(Beginning of Dataset)
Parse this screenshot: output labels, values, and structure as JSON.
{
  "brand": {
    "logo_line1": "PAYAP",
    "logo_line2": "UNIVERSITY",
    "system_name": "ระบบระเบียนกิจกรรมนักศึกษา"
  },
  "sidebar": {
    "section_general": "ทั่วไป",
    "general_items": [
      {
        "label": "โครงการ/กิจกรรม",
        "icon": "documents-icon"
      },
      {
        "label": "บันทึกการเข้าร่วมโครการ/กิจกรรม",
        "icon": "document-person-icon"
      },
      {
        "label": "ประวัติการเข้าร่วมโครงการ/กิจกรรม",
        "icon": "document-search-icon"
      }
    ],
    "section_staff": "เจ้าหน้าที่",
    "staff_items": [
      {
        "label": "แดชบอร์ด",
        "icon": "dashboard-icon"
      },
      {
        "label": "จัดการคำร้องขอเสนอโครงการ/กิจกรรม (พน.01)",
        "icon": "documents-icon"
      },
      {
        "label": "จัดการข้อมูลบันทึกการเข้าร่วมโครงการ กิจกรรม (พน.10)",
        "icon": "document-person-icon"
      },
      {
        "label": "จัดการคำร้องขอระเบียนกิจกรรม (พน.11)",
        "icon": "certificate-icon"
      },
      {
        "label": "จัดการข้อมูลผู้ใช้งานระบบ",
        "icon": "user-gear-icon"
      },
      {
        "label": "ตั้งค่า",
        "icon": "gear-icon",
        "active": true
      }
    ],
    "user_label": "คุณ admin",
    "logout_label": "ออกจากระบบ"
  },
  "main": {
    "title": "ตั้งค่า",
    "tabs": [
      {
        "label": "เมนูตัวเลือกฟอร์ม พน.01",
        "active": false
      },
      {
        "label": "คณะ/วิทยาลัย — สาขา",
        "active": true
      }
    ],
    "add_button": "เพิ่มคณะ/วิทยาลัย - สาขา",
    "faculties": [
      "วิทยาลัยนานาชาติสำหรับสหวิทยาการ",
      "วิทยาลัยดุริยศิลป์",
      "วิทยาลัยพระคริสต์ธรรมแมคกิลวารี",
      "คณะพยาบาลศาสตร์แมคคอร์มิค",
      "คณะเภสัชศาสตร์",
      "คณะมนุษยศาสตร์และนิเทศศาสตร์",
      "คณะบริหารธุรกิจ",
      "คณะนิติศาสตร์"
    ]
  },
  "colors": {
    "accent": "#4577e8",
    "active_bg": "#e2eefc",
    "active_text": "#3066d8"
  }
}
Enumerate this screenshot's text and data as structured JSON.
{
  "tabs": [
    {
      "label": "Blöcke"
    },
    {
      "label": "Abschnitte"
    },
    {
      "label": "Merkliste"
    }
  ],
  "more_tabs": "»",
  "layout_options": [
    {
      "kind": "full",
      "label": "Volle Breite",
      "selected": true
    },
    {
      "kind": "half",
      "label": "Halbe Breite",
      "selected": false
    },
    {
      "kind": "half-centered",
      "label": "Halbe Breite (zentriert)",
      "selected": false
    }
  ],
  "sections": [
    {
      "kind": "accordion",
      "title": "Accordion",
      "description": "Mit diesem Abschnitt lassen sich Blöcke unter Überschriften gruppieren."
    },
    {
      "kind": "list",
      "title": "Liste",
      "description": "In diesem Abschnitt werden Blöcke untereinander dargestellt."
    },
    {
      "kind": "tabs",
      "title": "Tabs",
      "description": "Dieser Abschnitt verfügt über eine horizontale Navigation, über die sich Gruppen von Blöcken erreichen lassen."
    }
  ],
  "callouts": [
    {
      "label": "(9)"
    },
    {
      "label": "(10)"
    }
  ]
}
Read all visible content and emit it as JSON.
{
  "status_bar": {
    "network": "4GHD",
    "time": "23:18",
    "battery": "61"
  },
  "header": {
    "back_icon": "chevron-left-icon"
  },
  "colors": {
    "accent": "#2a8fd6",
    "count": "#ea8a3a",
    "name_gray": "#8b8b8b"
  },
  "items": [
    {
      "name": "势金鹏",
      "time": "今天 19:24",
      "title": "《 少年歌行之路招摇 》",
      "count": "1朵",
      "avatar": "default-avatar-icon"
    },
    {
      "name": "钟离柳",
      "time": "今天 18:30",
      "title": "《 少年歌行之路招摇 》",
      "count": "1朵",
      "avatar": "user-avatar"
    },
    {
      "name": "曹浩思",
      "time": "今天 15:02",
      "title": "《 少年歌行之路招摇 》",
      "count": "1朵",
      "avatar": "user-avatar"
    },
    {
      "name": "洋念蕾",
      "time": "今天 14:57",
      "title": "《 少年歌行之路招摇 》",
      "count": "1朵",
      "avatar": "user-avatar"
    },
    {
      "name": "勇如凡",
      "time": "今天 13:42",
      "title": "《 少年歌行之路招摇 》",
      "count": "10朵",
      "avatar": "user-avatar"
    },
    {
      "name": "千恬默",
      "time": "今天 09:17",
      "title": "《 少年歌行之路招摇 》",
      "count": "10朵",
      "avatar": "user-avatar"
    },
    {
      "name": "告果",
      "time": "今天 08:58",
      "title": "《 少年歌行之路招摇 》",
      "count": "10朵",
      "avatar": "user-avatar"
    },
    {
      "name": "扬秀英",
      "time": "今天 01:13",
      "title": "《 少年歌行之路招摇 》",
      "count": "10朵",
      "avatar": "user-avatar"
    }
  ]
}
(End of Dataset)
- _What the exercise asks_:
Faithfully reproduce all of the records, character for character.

- _Your response_:
Parse this screenshot: output labels, values, and structure as JSON.
{
  "brand": {
    "logo_line1": "PAYAP",
    "logo_line2": "UNIVERSITY",
    "system_name": "ระบบระเบียนกิจกรรมนักศึกษา"
  },
  "sidebar": {
    "section_general": "ทั่วไป",
    "general_items": [
      {
        "label": "โครงการ/กิจกรรม",
        "icon": "documents-icon"
      },
      {
        "label": "บันทึกการเข้าร่วมโครการ/กิจกรรม",
        "icon": "document-person-icon"
      },
      {
        "label": "ประวัติการเข้าร่วมโครงการ/กิจกรรม",
        "icon": "document-search-icon"
      }
    ],
    "section_staff": "เจ้าหน้าที่",
    "staff_items": [
      {
        "label": "แดชบอร์ด",
        "icon": "dashboard-icon"
      },
      {
        "label": "จัดการคำร้องขอเสนอโครงการ/กิจกรรม (พน.01)",
        "icon": "documents-icon"
      },
      {
        "label": "จัดการข้อมูลบันทึกการเข้าร่วมโครงการ กิจกรรม (พน.10)",
        "icon": "document-person-icon"
      },
      {
        "label": "จัดการคำร้องขอระเบียนกิจกรรม (พน.11)",
        "icon": "certificate-icon"
      },
      {
        "label": "จัดการข้อมูลผู้ใช้งานระบบ",
        "icon": "user-gear-icon"
      },
      {
        "label": "ตั้งค่า",
        "icon": "gear-icon",
        "active": true
      }
    ],
    "user_label": "คุณ admin",
    "logout_label": "ออกจากระบบ"
  },
  "main": {
    "title": "ตั้งค่า",
    "tabs": [
      {
        "label": "เมนูตัวเลือกฟอร์ม พน.01",
        "active": false
      },
      {
        "label": "คณะ/วิทยาลัย — สาขา",
        "active": true
      }
    ],
    "add_button": "เพิ่มคณะ/วิทยาลัย - สาขา",
    "faculties": [
      "วิทยาลัยนานาชาติสำหรับสหวิทยาการ",
      "วิทยาลัยดุริยศิลป์",
      "วิทยาลัยพระคริสต์ธรรมแมคกิลวารี",
      "คณะพยาบาลศาสตร์แมคคอร์มิค",
      "คณะเภสัชศาสตร์",
      "คณะมนุษยศาสตร์และนิเทศศาสตร์",
      "คณะบริหารธุรกิจ",
      "คณะนิติศาสตร์"
    ]
  },
  "colors": {
    "accent": "#4577e8",
    "active_bg": "#e2eefc",
    "active_text": "#3066d8"
  }
}
Enumerate this screenshot's text and data as structured JSON.
{
  "tabs": [
    {
      "label": "Blöcke"
    },
    {
      "label": "Abschnitte"
    },
    {
      "label": "Merkliste"
    }
  ],
  "more_tabs": "»",
  "layout_options": [
    {
      "kind": "full",
      "label": "Volle Breite",
      "selected": true
    },
    {
      "kind": "half",
      "label": "Halbe Breite",
      "selected": false
    },
    {
      "kind": "half-centered",
      "label": "Halbe Breite (zentriert)",
      "selected": false
    }
  ],
  "sections": [
    {
      "kind": "accordion",
      "title": "Accordion",
      "description": "Mit diesem Abschnitt lassen sich Blöcke unter Überschriften gruppieren."
    },
    {
      "kind": "list",
      "title": "Liste",
      "description": "In diesem Abschnitt werden Blöcke untereinander dargestellt."
    },
    {
      "kind": "tabs",
      "title": "Tabs",
      "description": "Dieser Abschnitt verfügt über eine horizontale Navigation, über die sich Gruppen von Blöcken erreichen lassen."
    }
  ],
  "callouts": [
    {
      "label": "(9)"
    },
    {
      "label": "(10)"
    }
  ]
}
Read all visible content and emit it as JSON.
{
  "status_bar": {
    "network": "4GHD",
    "time": "23:18",
    "battery": "61"
  },
  "header": {
    "back_icon": "chevron-left-icon"
  },
  "colors": {
    "accent": "#2a8fd6",
    "count": "#ea8a3a",
    "name_gray": "#8b8b8b"
  },
  "items": [
    {
      "name": "势金鹏",
      "time": "今天 19:24",
      "title": "《 少年歌行之路招摇 》",
      "count": "1朵",
      "avatar": "default-avatar-icon"
    },
    {
      "name": "钟离柳",
      "time": "今天 18:30",
      "title": "《 少年歌行之路招摇 》",
      "count": "1朵",
      "avatar": "user-avatar"
    },
    {
      "name": "曹浩思",
      "time": "今天 15:02",
      "title": "《 少年歌行之路招摇 》",
      "count": "1朵",
      "avatar": "user-avatar"
    },
    {
      "name": "洋念蕾",
      "time": "今天 14:57",
      "title": "《 少年歌行之路招摇 》",
      "count": "1朵",
      "avatar": "user-avatar"
    },
    {
      "name": "勇如凡",
      "time": "今天 13:42",
      "title": "《 少年歌行之路招摇 》",
      "count": "10朵",
      "avatar": "user-avatar"
    },
    {
      "name": "千恬默",
      "time": "今天 09:17",
      "title": "《 少年歌行之路招摇 》",
      "count": "10朵",
      "avatar": "user-avatar"
    },
    {
      "name": "告果",
      "time": "今天 08:58",
      "title": "《 少年歌行之路招摇 》",
      "count": "10朵",
      "avatar": "user-avatar"
    },
    {
      "name": "扬秀英",
      "time": "今天 01:13",
      "title": "《 少年歌行之路招摇 》",
      "count": "10朵",
      "avatar": "user-avatar"
    }
  ]
}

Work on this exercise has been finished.